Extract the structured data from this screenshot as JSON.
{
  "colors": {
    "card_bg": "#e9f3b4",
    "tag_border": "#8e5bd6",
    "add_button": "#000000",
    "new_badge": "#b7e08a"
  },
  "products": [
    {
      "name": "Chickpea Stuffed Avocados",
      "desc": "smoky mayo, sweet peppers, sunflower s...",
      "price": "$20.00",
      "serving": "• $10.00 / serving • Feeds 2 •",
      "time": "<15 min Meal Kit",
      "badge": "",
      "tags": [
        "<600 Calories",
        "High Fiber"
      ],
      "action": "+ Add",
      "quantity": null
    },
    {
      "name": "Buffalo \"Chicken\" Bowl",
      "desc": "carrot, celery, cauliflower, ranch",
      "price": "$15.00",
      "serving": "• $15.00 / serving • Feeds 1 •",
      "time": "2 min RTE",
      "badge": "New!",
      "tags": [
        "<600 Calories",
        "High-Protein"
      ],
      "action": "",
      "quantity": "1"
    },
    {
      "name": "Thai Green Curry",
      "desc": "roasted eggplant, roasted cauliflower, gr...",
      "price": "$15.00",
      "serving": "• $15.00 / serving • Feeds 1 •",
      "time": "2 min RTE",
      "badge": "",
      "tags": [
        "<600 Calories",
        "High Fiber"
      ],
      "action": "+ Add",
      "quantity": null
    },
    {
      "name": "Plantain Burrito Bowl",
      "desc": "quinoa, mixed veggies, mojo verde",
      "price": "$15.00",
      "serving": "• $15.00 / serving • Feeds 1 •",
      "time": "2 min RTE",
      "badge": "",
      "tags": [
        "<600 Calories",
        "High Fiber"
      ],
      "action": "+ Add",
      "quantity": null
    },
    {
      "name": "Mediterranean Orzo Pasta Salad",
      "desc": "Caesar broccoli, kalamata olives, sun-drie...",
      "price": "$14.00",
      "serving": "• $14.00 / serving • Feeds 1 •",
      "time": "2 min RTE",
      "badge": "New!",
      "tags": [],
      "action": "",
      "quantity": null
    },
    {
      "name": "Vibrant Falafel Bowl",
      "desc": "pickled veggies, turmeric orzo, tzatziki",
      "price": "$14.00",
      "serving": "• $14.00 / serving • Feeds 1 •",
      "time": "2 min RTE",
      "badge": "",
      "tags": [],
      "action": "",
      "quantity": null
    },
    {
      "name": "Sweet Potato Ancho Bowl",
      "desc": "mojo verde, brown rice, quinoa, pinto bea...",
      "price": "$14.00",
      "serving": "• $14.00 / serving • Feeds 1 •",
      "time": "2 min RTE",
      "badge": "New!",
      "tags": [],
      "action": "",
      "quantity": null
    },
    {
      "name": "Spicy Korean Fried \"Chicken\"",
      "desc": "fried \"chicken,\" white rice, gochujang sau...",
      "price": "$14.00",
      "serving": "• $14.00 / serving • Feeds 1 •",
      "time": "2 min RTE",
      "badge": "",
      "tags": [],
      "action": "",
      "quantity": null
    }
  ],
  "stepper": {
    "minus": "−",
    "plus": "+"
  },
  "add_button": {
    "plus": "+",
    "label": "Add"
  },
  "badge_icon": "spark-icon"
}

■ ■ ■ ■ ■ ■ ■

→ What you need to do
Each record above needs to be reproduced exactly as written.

→ Task answer
Extract the structured data from this screenshot as JSON.
{
  "colors": {
    "card_bg": "#e9f3b4",
    "tag_border": "#8e5bd6",
    "add_button": "#000000",
    "new_badge": "#b7e08a"
  },
  "products": [
    {
      "name": "Chickpea Stuffed Avocados",
      "desc": "smoky mayo, sweet peppers, sunflower s...",
      "price": "$20.00",
      "serving": "• $10.00 / serving • Feeds 2 •",
      "time": "<15 min Meal Kit",
      "badge": "",
      "tags": [
        "<600 Calories",
        "High Fiber"
      ],
      "action": "+ Add",
      "quantity": null
    },
    {
      "name": "Buffalo \"Chicken\" Bowl",
      "desc": "carrot, celery, cauliflower, ranch",
      "price": "$15.00",
      "serving": "• $15.00 / serving • Feeds 1 •",
      "time": "2 min RTE",
      "badge": "New!",
      "tags": [
        "<600 Calories",
        "High-Protein"
      ],
      "action": "",
      "quantity": "1"
    },
    {
      "name": "Thai Green Curry",
      "desc": "roasted eggplant, roasted cauliflower, gr...",
      "price": "$15.00",
      "serving": "• $15.00 / serving • Feeds 1 •",
      "time": "2 min RTE",
      "badge": "",
      "tags": [
        "<600 Calories",
        "High Fiber"
      ],
      "action": "+ Add",
      "quantity": null
    },
    {
      "name": "Plantain Burrito Bowl",
      "desc": "quinoa, mixed veggies, mojo verde",
      "price": "$15.00",
      "serving": "• $15.00 / serving • Feeds 1 •",
      "time": "2 min RTE",
      "badge": "",
      "tags": [
        "<600 Calories",
        "High Fiber"
      ],
      "action": "+ Add",
      "quantity": null
    },
    {
      "name": "Mediterranean Orzo Pasta Salad",
      "desc": "Caesar broccoli, kalamata olives, sun-drie...",
      "price": "$14.00",
      "serving": "• $14.00 / serving • Feeds 1 •",
      "time": "2 min RTE",
      "badge": "New!",
      "tags": [],
      "action": "",
      "quantity": null
    },
    {
      "name": "Vibrant Falafel Bowl",
      "desc": "pickled veggies, turmeric orzo, tzatziki",
      "price": "$14.00",
      "serving": "• $14.00 / serving • Feeds 1 •",
      "time": "2 min RTE",
      "badge": "",
      "tags": [],
      "action": "",
      "quantity": null
    },
    {
      "name": "Sweet Potato Ancho Bowl",
      "desc": "mojo verde, brown rice, quinoa, pinto bea...",
      "price": "$14.00",
      "serving": "• $14.00 / serving • Feeds 1 •",
      "time": "2 min RTE",
      "badge": "New!",
      "tags": [],
      "action": "",
      "quantity": null
    },
    {
      "name": "Spicy Korean Fried \"Chicken\"",
      "desc": "fried \"chicken,\" white rice, gochujang sau...",
      "price": "$14.00",
      "serving": "• $14.00 / serving • Feeds 1 •",
      "time": "2 min RTE",
      "badge": "",
      "tags": [],
      "action": "",
      "quantity": null
    }
  ],
  "stepper": {
    "minus": "−",
    "plus": "+"
  },
  "add_button": {
    "plus": "+",
    "label": "Add"
  },
  "badge_icon": "spark-icon"
}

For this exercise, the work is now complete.